Designed by Thomas Steers and being built from 1734, it was completed after his death by Henry Berry, opening in 1753. The dock was originally known as South Dock, the name changing because it was nearby to John Blackburne's saltworks. As is indicative of its name, the dock was an important transit terminal for the salt industry. Liverpool was a base for the refining of rock salt from Cheshire and its onward transportation. The dock also handled agricultural produce from Ireland and the Mediterranean.
Around 1769, John Okill had a shipyard on the south side.
Structural improvements were made to the dock basin in 1842 and 1855. The opening of the Albert Dock in 1846 allowed vessels to be unloaded there, before moving on to the Salthouse Dock for loading. By the mid-19th century, the main trade from the dock was with China and the East Indies. The dock served square rigged sailing ships until about 1914.
Custom House railway station, on the Liverpool Overhead Railway, was opened at the north-east corner of the dock in 1893. The station, opened at the same time as the railway, was renamed Canning in 1947 and closed in 1956 along with the railway.
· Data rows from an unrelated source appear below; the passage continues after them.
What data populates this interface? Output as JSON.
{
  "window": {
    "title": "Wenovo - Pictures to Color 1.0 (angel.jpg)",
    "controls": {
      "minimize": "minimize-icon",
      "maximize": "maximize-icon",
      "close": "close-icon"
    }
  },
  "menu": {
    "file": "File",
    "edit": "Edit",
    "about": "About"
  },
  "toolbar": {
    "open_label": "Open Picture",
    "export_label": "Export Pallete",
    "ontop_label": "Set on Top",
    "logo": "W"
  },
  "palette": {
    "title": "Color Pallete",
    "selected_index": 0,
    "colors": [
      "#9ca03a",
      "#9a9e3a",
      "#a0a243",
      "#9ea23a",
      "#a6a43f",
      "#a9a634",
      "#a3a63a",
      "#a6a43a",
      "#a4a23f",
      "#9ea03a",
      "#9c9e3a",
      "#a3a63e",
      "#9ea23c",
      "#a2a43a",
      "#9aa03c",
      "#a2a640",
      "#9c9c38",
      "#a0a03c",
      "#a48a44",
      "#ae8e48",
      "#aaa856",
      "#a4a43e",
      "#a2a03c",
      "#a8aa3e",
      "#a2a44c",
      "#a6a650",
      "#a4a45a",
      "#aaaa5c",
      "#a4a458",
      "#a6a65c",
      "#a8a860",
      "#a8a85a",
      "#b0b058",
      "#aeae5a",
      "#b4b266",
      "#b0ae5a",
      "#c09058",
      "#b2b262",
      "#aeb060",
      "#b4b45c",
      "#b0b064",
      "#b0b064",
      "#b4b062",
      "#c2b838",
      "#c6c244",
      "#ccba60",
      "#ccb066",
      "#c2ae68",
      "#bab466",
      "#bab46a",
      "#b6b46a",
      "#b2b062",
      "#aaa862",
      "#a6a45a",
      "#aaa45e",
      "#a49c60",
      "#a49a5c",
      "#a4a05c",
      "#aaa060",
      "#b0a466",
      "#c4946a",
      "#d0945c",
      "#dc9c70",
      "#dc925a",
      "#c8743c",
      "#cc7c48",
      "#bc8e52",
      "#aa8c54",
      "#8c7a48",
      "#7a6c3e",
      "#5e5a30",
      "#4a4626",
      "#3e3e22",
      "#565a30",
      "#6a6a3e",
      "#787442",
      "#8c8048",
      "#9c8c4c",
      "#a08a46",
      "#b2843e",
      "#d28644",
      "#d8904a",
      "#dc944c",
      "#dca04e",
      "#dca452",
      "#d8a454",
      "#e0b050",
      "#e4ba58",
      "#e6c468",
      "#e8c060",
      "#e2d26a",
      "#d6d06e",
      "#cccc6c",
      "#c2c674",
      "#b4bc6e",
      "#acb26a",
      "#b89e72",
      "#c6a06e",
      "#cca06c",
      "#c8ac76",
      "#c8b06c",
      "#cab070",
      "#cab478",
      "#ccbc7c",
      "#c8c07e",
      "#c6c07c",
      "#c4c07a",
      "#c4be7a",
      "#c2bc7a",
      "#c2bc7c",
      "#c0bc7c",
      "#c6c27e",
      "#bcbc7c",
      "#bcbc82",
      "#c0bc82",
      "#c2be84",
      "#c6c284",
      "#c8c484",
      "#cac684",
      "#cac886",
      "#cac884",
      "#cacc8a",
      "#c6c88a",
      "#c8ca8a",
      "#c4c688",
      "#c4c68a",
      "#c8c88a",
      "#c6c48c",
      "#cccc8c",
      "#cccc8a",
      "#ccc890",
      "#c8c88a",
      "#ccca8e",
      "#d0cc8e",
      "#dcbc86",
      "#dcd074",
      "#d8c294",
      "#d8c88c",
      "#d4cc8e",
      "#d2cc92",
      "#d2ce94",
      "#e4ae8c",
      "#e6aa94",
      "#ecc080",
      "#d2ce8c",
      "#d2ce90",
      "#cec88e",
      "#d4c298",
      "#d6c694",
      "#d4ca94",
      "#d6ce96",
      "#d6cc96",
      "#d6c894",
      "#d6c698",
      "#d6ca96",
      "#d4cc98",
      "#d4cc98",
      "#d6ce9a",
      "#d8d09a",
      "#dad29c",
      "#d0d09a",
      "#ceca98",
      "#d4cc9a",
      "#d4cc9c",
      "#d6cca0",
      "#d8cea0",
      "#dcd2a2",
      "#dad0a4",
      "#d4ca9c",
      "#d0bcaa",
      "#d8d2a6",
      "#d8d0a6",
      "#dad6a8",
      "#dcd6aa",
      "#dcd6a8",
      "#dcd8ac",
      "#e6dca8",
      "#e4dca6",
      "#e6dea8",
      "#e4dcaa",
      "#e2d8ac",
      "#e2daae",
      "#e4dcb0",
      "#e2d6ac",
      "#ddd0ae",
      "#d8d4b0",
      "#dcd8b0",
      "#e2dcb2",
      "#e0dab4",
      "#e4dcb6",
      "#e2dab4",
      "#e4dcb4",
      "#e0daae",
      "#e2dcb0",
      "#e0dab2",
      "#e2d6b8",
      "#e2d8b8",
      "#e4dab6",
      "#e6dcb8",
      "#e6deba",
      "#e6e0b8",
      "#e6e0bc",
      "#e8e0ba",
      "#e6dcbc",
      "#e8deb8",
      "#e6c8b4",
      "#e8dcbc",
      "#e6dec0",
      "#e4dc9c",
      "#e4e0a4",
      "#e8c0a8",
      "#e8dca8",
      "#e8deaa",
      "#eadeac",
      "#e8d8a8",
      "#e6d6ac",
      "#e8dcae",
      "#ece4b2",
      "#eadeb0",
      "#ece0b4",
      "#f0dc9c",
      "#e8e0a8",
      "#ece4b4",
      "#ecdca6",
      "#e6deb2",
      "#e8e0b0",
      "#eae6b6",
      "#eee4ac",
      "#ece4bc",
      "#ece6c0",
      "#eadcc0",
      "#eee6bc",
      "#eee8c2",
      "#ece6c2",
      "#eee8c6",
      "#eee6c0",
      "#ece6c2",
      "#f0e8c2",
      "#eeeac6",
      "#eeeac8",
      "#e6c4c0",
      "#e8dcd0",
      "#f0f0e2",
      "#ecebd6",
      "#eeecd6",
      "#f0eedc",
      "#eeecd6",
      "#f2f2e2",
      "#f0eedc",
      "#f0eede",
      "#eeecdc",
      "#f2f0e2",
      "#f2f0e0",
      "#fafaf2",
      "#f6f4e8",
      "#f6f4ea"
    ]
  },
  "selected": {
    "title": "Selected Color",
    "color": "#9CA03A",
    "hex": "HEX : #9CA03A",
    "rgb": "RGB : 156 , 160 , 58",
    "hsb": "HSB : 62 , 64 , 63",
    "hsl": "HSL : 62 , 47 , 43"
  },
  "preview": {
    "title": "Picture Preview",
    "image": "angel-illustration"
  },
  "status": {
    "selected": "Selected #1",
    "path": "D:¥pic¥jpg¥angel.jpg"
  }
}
By 1920, the Wapping and Salthouse Goods Depot of the Lancashire and Yorkshire Railway was on the eastern side of the dock.